Ignaz Neumark (1888−1959) was born in Poland, but started his conducting career in Copenhagen. He came to Norway in 1917, where he in his first years conducted concerts at the National Theatre. He conducted the Orchestra of the Philharmonic Association regularly from its first days until 1922, in the first years as Kapellmeister.  


Neumark became a target in newspaper debates on whether the conductor should be Norwegian or from abroad, but had many fans and supporters. He drew a large audience as conductor of the first popular concerts, as well as the first school concerts. He continued as a regular guest conductor also after 1921.  



From 1921 onwards, José Eibenschütz (1872−1952) took over the position as Chief Conductor, and kept this until 1927. Aftenposten’s critic Gerhard Schjelderup expressed great optimism on behalf of both orchestra and conductor after their national day concert on 17 May in 1921: 



“A permanent conductor of real authority will be able to achieve great things with our orchestra, which now occupies a high position, and can be compared with the best international ensembles”.


One of Eibenschütz’s achievements as Chief Conductor was to program large-scale works, such as a concert version of Beethoven’s opera Fidelio, and Mahler’s Symphony No. 2. After his time in Oslo, he became Music Director of a broadcasting company in Hamburg. In 1950, he became the first German conductor after the war to make recordings for the Norwegian Broadcasting Corporation


(Translation from Norwegian: Sarah Osa)

The First Concert

The establishment of a home-grown symphony orchestra in a city which was still known as Christiania, the capital of a young nation, was an event of great significance − as important as the establishment of the National Theatre twenty years earlier. Among the prominent guests in Gamle Logen were King Haakon VII and Queen Maud. 

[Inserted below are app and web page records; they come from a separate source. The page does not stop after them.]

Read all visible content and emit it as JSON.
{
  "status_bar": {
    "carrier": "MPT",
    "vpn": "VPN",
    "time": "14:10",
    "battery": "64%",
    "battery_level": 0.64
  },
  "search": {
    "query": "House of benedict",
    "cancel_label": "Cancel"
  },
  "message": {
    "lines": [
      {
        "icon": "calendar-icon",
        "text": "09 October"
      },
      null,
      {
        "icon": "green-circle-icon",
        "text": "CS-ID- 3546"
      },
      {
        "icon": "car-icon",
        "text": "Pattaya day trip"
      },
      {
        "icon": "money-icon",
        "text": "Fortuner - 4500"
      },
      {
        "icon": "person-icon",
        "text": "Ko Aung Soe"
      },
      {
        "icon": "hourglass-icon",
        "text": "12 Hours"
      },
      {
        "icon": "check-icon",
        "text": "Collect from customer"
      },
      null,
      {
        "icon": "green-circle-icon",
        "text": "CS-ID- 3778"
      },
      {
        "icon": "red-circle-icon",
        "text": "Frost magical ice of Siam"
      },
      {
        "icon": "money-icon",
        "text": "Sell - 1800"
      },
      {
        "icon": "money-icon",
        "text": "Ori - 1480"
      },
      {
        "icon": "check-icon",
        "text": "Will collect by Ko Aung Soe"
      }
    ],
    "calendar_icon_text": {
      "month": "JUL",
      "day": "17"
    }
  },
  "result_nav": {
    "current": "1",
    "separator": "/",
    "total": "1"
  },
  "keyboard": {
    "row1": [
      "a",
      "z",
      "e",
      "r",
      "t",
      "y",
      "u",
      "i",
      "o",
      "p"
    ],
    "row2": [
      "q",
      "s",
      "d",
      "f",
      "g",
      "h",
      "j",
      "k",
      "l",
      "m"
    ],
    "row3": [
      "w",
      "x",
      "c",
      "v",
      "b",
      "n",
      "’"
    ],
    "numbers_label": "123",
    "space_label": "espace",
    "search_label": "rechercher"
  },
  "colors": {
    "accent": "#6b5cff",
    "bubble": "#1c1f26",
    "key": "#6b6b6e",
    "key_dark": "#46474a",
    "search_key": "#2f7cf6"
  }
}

Some must have breathed a sigh of relief when the national anthem, Ja, vi elsker, sounded as the first work on the programme of the orchestra’s inaugural concert, which at that time was known as the Orchestra of the Philharmonic Association. Some tears might have been shed too. It had been no easy task to get the orchestra on its legs, and several of its predecessors had failed due to lack of financing. 


The most significant individual in this process was shipping magnate A.F. Klaveness. In 1918, he donated 500,000 kroner towards the establishment of a symphony orchestra, and in February 1919, he chaired the meeting on the establishment of the Orchestra of the Philharmonic Association. In the course of the next six months, nearly sixty musicians and no less than three Principal Conductors were engaged.


The Finnish conductor, Georg Schnéevoigt, led the orchestra during the opening concert, while the programme consisted of solely Norwegian music. After the national anthem, the orchestra played Johan Svendsen’s Festival Polonaise, Edvard Grieg’s Piano Concerto in A Minor, and Christian Sinding’s Symphony No. 1.


Christian Sinding (1856−1941) was the most prominent Norwegian composer of his time, and was highly respected also internationally. He, too, was present in Gamle Logen’s great hall this evening, and in his speech following the concert he described the founding of the orchestra as “a miracle”.

(Translation from Norwegian: Sarah Osa)